My new friend, Deven, had been in the Navy. He had seen a great deal of the world. I have seen a great deal, and we traded stories.
I was happy that I had met them. They told me where I could get more smokes, ten or twelve blocks away. Cathleen escorted me out and draped her arms around me. She asked me if I had a problem with shoes. I laughed and said no.
She kissed me and told me to be careful. She asked if I would call her and I told her the truth.
I went to the AM.PM and they were closed. I knocked on the door and asked the man in Farsi, his language, the language of his home, if I could buy some beer and smokes. He smiled and said that I could have no beer, but I could have smokes. I gave him money, but he gave it back. I jokingly chided Shaheen, that this was no time for “t’a’rof kardan”, that he “had to accept this money”, “how could I enjoy my cigarettes?”…
Of course, he refused: “How can I take this money-especially under these circumstances?”
And on, and on.
Thoroughly amused, we compromised: he finally accepted the money for his trouble, and we parted friends.
I continued my journey. The concrete was still warm. I finally had my own smoke and I smoked it with pleasure.
The police were coming soon, so I enjoyed the last little bit of my smoke.
They were undone with fear and confusion and frustration. James and Scott. I don’t believe that it’s ever too late for anyone: they cared about people, but they didn’t understand them, or themselves. I felt sorry for them before I even met them. I know what it’s like to feel sad.

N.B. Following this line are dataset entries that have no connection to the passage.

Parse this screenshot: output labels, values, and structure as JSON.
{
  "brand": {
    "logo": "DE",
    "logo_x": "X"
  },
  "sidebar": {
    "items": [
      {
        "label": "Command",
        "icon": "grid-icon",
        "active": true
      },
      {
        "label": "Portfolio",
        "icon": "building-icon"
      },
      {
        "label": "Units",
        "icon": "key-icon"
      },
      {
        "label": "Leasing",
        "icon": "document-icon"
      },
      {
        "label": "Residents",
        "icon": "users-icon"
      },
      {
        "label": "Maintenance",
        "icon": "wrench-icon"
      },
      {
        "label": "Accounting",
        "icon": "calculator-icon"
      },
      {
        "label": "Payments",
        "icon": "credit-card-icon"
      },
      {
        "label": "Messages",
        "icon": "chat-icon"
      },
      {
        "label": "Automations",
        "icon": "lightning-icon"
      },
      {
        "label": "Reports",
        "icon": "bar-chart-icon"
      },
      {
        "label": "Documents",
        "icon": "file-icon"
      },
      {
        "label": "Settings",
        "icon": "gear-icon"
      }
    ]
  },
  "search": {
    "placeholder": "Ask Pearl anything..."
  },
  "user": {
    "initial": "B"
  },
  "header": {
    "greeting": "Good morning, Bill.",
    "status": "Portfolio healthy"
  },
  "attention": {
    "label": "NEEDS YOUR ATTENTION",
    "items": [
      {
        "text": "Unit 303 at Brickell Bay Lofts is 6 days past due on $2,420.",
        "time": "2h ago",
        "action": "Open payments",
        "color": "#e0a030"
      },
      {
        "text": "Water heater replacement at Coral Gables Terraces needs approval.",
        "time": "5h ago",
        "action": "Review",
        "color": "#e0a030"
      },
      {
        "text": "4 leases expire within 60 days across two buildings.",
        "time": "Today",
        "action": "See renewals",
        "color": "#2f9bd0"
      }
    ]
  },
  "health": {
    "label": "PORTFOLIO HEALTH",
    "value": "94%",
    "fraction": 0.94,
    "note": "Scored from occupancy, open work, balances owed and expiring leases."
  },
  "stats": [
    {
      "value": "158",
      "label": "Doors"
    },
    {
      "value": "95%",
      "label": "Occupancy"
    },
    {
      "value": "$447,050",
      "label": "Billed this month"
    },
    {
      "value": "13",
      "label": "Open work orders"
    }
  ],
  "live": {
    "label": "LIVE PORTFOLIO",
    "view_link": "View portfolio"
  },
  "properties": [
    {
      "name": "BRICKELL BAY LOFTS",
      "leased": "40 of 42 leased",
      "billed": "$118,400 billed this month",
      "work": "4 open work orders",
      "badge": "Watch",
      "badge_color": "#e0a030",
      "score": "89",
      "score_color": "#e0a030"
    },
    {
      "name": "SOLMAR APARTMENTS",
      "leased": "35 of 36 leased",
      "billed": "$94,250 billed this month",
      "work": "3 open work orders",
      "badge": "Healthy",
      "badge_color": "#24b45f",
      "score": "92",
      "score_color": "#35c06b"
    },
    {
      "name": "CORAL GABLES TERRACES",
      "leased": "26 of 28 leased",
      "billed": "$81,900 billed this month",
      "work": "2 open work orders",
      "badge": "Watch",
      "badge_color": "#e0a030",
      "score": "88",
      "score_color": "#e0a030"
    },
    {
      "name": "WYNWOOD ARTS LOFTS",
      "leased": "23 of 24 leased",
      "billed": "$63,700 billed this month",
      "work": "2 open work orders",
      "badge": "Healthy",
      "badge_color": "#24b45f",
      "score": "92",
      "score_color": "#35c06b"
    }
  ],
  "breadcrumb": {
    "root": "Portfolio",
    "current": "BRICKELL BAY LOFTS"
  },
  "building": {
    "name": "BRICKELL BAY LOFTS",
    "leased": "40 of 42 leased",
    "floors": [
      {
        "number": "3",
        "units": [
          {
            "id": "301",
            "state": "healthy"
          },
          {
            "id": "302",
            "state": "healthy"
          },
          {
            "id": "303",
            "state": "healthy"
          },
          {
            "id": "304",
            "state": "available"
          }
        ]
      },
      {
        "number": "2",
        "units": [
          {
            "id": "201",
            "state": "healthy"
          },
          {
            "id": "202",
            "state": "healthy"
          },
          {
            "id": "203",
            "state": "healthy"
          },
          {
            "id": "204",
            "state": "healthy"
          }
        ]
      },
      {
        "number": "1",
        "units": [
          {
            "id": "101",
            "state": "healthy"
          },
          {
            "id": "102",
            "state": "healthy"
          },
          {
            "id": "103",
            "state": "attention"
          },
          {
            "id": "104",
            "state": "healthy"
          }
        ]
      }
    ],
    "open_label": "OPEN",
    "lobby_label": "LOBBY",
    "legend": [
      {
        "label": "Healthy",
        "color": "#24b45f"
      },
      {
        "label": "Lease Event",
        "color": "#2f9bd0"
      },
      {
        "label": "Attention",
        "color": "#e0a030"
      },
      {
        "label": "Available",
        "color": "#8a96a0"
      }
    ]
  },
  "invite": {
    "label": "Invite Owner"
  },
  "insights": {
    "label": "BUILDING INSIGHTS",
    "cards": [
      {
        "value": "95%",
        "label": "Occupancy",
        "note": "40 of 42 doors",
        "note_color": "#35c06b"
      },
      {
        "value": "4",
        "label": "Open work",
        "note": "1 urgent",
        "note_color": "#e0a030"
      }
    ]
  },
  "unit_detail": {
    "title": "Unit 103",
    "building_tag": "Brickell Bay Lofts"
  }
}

I asked the sergeant why he had left Fayetteville, he had liked it there. I told him that he could tell his wife not to worry so much about him. I asked him to keep an eye out for the young one, Scott, that he wouldn’t let him do something that he was going to carry with him forever.
“Scott, you have a good friend here. Mind him. Oh! By the way, Jessica’s fine, and the little one you’re waiting for is fine as well.” I regarded him and smiled. ”He’s going to make you proud, Scott. You’re going to be a good father. Don’t worry.”

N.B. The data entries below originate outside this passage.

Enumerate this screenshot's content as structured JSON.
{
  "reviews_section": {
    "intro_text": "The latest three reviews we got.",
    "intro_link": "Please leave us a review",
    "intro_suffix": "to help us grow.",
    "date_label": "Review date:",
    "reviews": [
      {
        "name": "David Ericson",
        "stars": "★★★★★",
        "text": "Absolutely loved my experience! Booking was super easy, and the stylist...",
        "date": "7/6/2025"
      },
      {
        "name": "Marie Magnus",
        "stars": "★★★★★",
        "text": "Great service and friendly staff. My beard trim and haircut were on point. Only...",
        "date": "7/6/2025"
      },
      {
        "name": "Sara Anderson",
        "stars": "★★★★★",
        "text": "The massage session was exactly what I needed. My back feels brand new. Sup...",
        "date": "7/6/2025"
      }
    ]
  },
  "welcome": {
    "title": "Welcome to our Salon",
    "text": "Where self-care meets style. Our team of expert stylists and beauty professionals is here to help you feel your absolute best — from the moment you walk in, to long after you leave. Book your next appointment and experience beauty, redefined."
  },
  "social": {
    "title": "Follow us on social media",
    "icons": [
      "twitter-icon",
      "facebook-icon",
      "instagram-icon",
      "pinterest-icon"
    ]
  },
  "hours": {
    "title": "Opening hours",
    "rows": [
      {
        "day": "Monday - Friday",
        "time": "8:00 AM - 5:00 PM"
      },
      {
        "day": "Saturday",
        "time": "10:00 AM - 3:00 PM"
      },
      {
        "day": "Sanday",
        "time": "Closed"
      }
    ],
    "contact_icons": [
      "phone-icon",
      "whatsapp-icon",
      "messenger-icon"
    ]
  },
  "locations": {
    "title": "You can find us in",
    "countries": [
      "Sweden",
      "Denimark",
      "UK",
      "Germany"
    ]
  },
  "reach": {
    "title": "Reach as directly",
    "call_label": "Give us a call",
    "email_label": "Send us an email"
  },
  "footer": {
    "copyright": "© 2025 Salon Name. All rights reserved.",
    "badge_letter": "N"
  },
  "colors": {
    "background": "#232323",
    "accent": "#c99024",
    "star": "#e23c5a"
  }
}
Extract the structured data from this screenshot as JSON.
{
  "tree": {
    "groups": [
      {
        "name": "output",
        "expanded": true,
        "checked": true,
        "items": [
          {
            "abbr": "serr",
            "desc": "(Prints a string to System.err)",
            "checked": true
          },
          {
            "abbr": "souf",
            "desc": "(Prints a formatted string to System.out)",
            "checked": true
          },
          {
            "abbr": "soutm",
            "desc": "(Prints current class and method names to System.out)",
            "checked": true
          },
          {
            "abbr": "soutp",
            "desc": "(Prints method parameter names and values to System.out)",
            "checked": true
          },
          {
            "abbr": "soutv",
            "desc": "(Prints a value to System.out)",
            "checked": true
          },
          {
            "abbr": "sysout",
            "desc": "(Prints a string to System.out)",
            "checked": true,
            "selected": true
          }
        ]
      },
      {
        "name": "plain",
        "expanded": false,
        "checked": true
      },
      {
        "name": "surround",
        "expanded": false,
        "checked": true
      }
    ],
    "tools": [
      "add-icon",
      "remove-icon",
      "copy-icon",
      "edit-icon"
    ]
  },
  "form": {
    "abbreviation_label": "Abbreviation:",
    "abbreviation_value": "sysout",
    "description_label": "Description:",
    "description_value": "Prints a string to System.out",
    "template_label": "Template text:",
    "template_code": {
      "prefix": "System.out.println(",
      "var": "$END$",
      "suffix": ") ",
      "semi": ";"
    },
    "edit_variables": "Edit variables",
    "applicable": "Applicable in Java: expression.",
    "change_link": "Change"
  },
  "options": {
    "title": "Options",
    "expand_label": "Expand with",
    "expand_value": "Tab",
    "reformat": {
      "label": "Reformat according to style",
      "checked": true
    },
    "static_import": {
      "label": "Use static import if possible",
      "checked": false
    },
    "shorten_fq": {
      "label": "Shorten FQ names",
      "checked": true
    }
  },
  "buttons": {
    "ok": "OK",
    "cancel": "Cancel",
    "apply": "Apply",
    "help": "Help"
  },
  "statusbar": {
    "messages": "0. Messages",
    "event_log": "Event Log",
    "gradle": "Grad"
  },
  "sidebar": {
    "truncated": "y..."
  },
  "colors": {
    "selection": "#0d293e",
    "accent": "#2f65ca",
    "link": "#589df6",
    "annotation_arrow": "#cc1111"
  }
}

James asked me about my feet, why I had no shoes. I told him the truth: I had worn boots and OD green and sand-colored uniforms for such a long time in so many strange lands that I was glad to feel the soil and even the concrete of my country. I was glad to walk in my country.
James and Scott thanked me for my service.

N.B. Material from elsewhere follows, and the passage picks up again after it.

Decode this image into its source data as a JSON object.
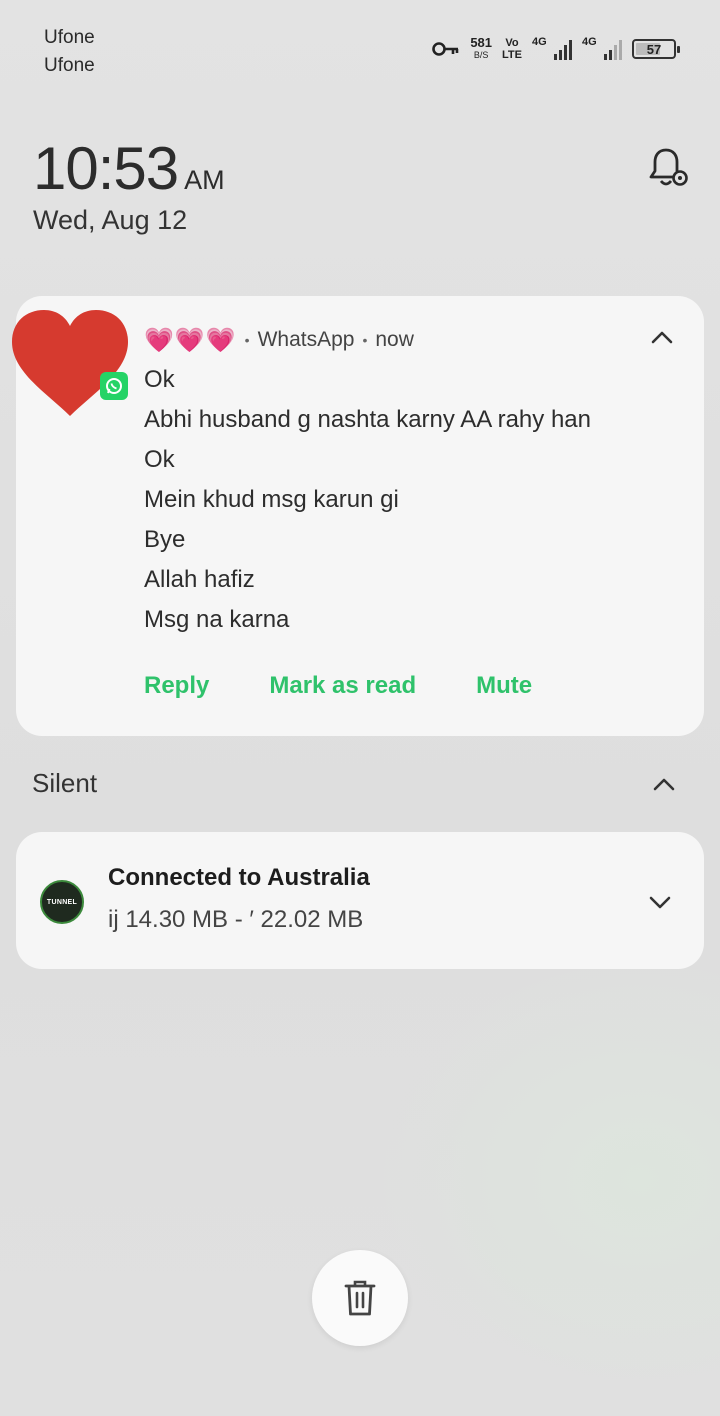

I asked them if they might have a smoke and a beer with me. Their shift had just begun, so they couldn’t.
I left my new friends and went to my quiet room. I looked at my pathetic stash of beer. Somehow, I had made a terrible miscalculation: there weren’t enough.
There weren’t enough to ensure dreamlessness. There weren’t enough such that I would not see good things or terrible things.
The Kind One is gone.
She dreamed, too.
Now, I have no one to tell, no one to help me.
I took Her for granted, as She was. Granted in my life-to my life. I am now awash in the sea of pain that exists in the absence of Her laughter and touch and smile.
Happiness and laughter, or slaughter and madness. I was so tired. It was going to happen tonight. I knew this. I had been awake for so long. Four, maybe five days. I try to stay awake, but I can’t stay awake forever.
I fought sleep, the closing of my eyes.
Perhaps one thousand years ago, maybe tomorrow, sometimes yesterday, people live and they love and they hate and they do wonderful things and incomprehensibly horrible things to each other. It’s so hard to know when any of these things are going to happen, where they’re going to happen, or if they’ve already happened.
There is nothing that I can do about the things that people have done to each other.
There is nothing that I can do for people I’ve never seen nor ever met; people that I would never be able to find in time to help anyway.
I can only see, and hear, and feel.
There is the joy, and the laughter, and the fear, and the pain, and the suffering. And there is nothing that I can do.
There is nothing that I can do.
The struggle is done. I am exhausted.
My eyes close, and I dream.